You know who you are. And I’m not talking about regular yogis who have skipped it a few times because of prior obligations, I mean those of you who 98% of the time leave as the rest of the class is winding their way to Savasana.
I teach Power Vinyasa 3 days a week and I have 1 student in particular who always leaves before Savasana. I have also subbed a few specific classes multiple times and there is a student in that class that always leaves as well. I don’t get it. I mean, I sort of get it, but not really. Savasana is just as important, if not more important than the other asanas that have been practiced in the class.
Savasana, or Corpse Pose, on a physical level, lets your nervous system incorporate everything you’ve just done. It’s also important to let your body relax after all the motion, tension, and balance it has just been asked to do. I’ve found that in more physically challenging classes Savasana helps stave off the muscle soreness and tension that I otherwise would have felt had I skipped it. And I know this because I used to skip Savasana after some of my home practices and found that I woke up more sore the next day because I had skipped it. If I took the 5 minutes or so to lay there and incrementally relax my body, that tension had a chance to drain away; the muscles had a chance to relax. However, if I skipped it, my muscles remain tense and I carry the tension to bed with me. Who wants to go to bed or go on about their day with a tight neck and shoulders?
Savasana as it relates to the emotional and mental states is a whole other story. I think for
most some people this is the hard part. I do see people who can’t be still physically (and you know their mind isn’t still either), but not as much in Vinyasa classes because of the physical exertion. The point of Savasana on this level is to quiet the mind. For most people, thoughts will continue to come. This is normal. The idea is that you notice them and let them float away. I like to say, “…watch them float away as if on a river”, or “…watch them pass by like a white fluffy cloud” (Pretty imagery FTW!). One thought invariable leads to another, this is just the way the brain works. It’s important to understand this and not get angry about it. Our brains evolved to compile information and make sense of things. They are busy, busy things! The first step is to accept that and then work with it. I always encourage students to bring the mind back to the present by focusing on the breath or the sensation in the body. This is also how I bring my wandering mind back. This happens less when I’m taking a class or practicing at home, but when I’m taking Savasana with my students it is definitely going.

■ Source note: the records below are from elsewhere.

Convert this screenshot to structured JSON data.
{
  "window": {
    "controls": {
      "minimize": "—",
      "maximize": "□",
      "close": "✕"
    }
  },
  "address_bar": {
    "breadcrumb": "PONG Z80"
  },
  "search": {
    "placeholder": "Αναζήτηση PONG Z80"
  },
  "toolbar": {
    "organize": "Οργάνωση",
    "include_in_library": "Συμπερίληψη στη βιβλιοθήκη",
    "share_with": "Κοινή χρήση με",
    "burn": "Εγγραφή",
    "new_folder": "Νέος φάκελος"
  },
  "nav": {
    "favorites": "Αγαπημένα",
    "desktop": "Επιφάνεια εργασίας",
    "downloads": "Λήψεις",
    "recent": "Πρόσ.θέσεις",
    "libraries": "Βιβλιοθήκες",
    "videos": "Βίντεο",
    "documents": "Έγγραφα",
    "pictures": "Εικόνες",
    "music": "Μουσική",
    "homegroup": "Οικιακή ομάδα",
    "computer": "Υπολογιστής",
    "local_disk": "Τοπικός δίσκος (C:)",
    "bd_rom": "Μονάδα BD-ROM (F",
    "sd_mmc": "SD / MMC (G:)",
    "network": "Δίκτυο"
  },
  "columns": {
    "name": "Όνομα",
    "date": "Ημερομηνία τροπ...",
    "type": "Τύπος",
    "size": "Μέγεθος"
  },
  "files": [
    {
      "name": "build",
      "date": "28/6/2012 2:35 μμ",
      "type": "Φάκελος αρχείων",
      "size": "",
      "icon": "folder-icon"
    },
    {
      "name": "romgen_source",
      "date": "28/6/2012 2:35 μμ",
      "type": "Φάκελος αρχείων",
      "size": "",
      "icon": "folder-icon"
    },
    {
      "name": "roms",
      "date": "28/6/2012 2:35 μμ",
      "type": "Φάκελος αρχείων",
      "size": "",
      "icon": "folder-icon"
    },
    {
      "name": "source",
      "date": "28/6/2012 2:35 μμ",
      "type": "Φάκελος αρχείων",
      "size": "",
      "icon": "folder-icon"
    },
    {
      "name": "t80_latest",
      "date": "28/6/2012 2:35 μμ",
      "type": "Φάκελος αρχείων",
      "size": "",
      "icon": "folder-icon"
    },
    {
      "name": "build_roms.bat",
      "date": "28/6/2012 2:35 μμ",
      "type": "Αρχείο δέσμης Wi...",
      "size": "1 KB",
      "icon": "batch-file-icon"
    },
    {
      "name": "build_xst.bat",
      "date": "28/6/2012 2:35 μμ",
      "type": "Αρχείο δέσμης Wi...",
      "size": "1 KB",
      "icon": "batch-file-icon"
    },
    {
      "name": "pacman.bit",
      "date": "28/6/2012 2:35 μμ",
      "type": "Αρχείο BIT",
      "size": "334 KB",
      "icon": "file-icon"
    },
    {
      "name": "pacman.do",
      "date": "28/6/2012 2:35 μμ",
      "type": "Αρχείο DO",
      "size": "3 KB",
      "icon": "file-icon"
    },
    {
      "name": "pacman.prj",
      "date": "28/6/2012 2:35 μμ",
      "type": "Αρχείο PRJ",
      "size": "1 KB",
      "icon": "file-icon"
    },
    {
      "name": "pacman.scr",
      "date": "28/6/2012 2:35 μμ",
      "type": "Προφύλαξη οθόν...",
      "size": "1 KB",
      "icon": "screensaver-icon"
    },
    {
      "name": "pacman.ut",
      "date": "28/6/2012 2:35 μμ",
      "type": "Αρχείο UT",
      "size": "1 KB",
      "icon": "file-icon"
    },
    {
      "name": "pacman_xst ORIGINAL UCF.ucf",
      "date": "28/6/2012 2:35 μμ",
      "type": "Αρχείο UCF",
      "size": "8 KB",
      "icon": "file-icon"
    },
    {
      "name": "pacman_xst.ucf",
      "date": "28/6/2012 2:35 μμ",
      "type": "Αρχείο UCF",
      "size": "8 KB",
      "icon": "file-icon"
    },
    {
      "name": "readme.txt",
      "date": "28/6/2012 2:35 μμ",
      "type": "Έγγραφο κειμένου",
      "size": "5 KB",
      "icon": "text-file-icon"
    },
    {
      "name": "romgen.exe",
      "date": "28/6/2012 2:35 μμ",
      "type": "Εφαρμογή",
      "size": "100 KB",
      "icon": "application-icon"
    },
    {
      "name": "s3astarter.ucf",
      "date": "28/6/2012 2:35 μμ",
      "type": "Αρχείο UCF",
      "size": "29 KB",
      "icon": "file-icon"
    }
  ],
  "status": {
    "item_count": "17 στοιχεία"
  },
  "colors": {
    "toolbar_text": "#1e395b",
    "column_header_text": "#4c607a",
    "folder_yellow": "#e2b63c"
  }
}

If you are one of those people who skip Savasana because it feels like torture to you, may I suggest you look at it as a reward? Many type A people (I’m a reformed Type A) who think they are wasting time being still may frame Savasana in the mind as a “requirement”. I know the me of 8 years ago would have viewed it this way. I would have had other “requirements” that I deemed more important than just laying on some mat being quiet. I would also like to be bold and say that if you are one of those people, you need Savasana more than you think. The mind needs quiet time. On the days I don’t take time to sit in meditation I have less patience, I’m more judgemental, more prone to aggravation, and just more grumpy. If you don’t meditate, but want to, try using Savasana as your meditation time. If you do meditate and skip Savasana because you think you don’t need it, try to think of the physical benefits of Savasana and see if that changes things for you 🙂
Namaste Friends ♥